- _Task item_
Only the lines with "自分の居場所がない" in them need to be copied from the listing.

(Exercise input begins)

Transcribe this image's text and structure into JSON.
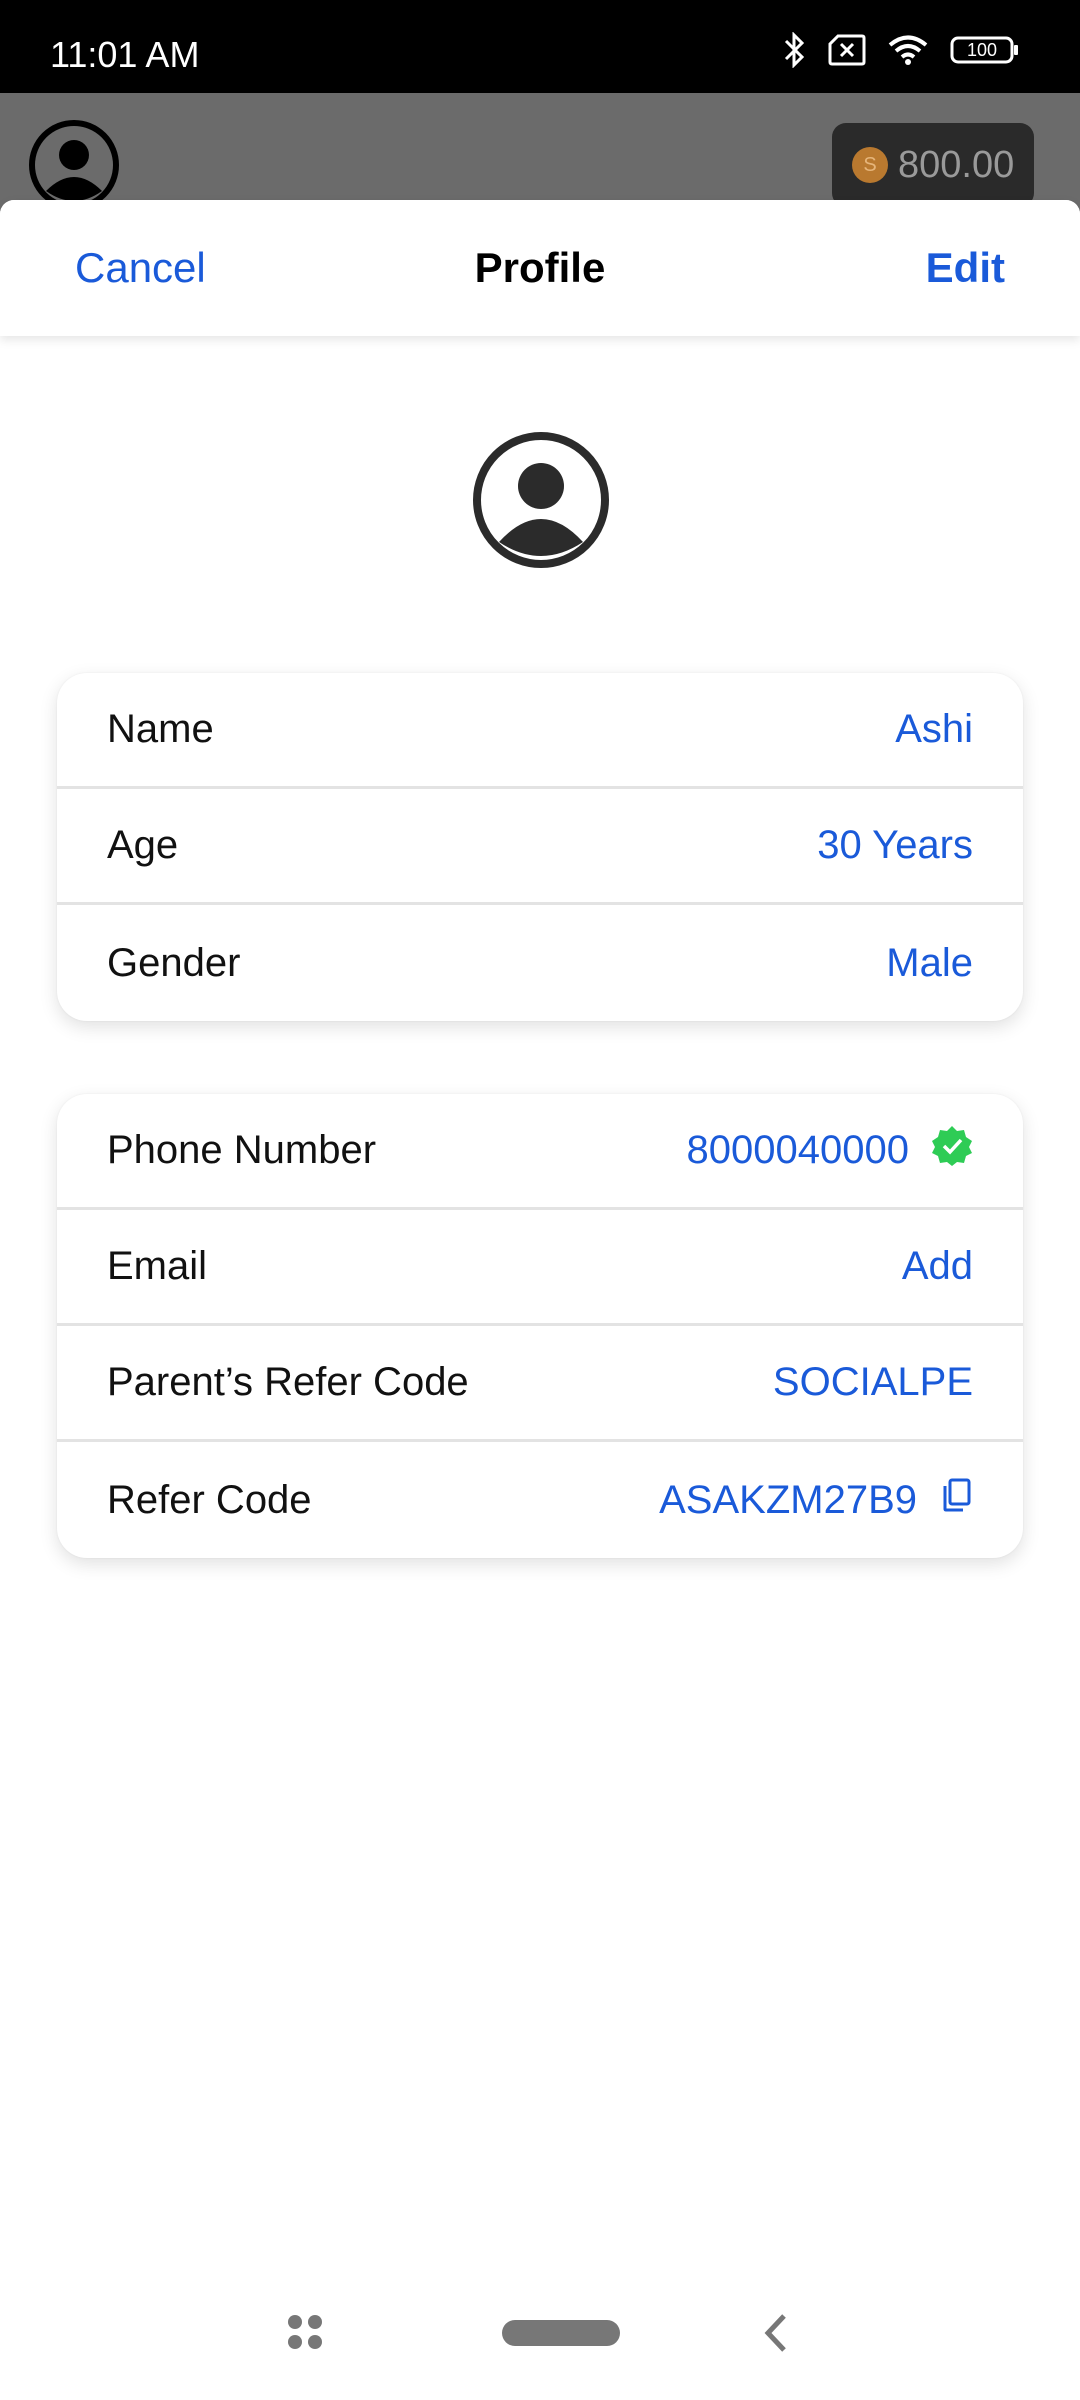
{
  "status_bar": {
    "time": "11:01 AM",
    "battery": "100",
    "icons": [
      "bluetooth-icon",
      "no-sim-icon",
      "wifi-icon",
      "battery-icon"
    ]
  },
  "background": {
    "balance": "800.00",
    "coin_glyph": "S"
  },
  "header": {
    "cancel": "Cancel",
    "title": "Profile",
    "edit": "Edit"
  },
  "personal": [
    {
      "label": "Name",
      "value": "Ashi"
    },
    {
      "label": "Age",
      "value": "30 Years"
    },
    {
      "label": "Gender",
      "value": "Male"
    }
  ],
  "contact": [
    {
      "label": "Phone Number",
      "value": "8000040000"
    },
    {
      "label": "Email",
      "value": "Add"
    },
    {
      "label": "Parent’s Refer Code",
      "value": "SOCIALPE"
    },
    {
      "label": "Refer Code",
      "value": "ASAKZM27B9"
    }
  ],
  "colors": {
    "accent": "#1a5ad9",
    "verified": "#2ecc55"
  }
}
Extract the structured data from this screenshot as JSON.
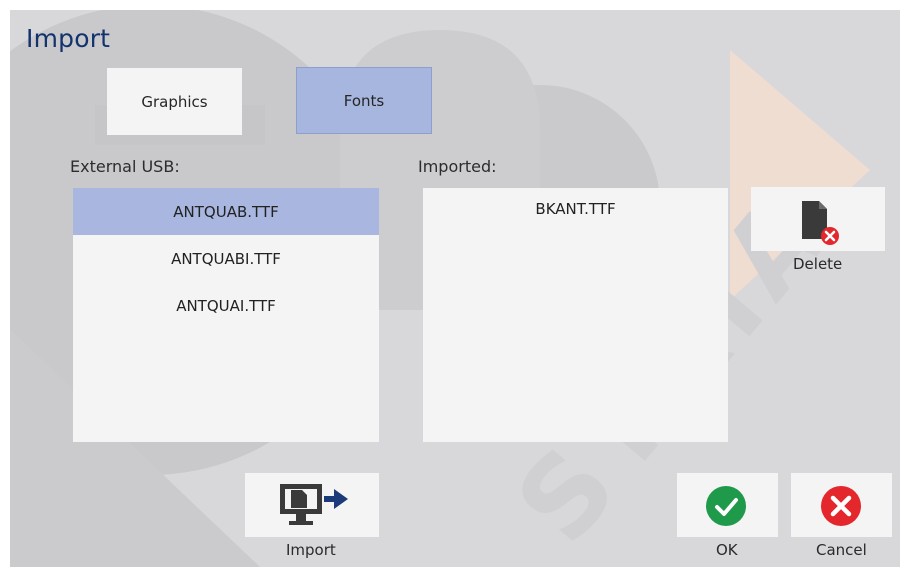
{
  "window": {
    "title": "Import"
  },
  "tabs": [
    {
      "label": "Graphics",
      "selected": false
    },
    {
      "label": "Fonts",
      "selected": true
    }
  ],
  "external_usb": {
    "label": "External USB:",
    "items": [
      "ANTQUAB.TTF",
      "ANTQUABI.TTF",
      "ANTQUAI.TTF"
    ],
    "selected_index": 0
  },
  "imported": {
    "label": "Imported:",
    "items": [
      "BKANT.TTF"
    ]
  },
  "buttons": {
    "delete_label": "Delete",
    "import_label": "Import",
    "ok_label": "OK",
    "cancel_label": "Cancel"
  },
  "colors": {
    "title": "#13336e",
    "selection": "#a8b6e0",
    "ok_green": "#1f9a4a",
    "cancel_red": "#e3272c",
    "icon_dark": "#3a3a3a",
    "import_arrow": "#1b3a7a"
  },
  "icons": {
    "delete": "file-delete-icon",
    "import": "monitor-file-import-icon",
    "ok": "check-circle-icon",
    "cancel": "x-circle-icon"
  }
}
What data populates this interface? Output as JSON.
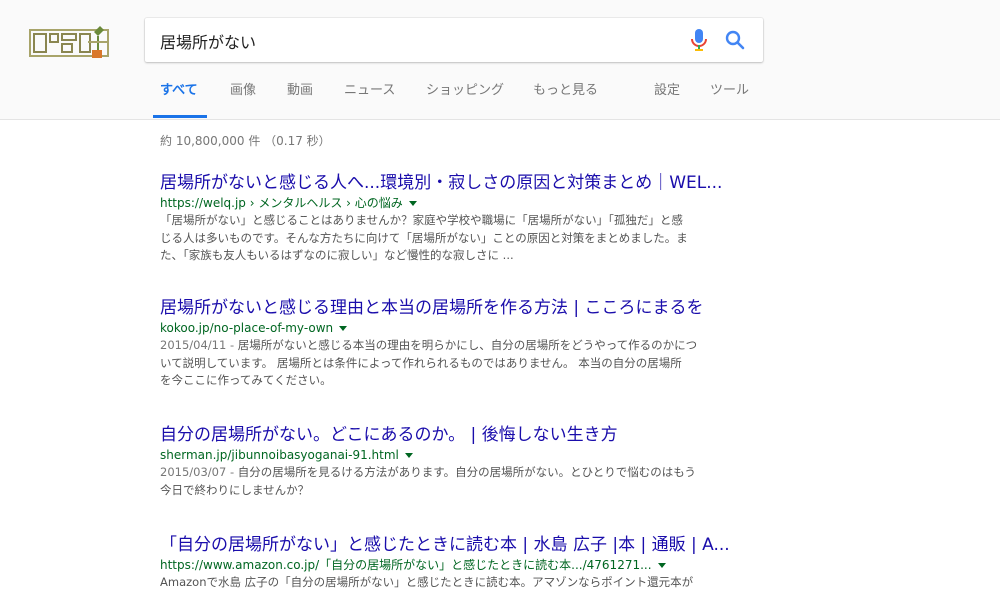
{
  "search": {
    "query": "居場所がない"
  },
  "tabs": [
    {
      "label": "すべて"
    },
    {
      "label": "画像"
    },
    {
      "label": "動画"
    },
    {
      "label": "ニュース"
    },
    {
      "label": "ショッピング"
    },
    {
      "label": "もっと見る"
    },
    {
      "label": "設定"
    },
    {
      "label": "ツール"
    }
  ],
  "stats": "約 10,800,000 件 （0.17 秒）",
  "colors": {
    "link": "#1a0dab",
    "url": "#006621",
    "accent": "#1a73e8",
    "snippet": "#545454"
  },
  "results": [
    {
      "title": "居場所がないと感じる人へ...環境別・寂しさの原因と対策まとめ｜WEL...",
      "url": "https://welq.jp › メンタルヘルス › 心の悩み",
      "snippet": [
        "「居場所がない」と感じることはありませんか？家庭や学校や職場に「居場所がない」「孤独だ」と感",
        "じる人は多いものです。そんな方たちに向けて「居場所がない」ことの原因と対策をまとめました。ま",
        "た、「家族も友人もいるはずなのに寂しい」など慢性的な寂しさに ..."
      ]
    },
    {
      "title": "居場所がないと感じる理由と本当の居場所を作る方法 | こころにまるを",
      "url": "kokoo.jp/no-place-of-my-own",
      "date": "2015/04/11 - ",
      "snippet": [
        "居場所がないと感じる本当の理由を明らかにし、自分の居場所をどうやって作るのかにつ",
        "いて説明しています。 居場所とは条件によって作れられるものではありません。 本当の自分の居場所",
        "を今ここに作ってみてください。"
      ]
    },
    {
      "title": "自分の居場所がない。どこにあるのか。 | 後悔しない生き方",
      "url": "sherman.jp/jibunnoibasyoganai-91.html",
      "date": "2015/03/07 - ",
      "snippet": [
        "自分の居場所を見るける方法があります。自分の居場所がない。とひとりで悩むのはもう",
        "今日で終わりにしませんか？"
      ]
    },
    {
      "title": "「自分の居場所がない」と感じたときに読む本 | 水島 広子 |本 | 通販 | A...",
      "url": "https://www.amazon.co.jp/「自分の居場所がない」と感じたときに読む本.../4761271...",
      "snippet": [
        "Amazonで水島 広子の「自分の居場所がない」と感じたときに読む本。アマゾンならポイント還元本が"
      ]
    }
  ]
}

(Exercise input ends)

- _Solution for this exercise_
      "title": "自分の居場所がない。どこにあるのか。 | 後悔しない生き方",
        "自分の居場所を見るける方法があります。自分の居場所がない。とひとりで悩むのはもう",
      "title": "「自分の居場所がない」と感じたときに読む本 | 水島 広子 |本 | 通販 | A...",
      "url": "https://www.amazon.co.jp/「自分の居場所がない」と感じたときに読む本.../4761271...",
        "Amazonで水島 広子の「自分の居場所がない」と感じたときに読む本。アマゾンならポイント還元本が"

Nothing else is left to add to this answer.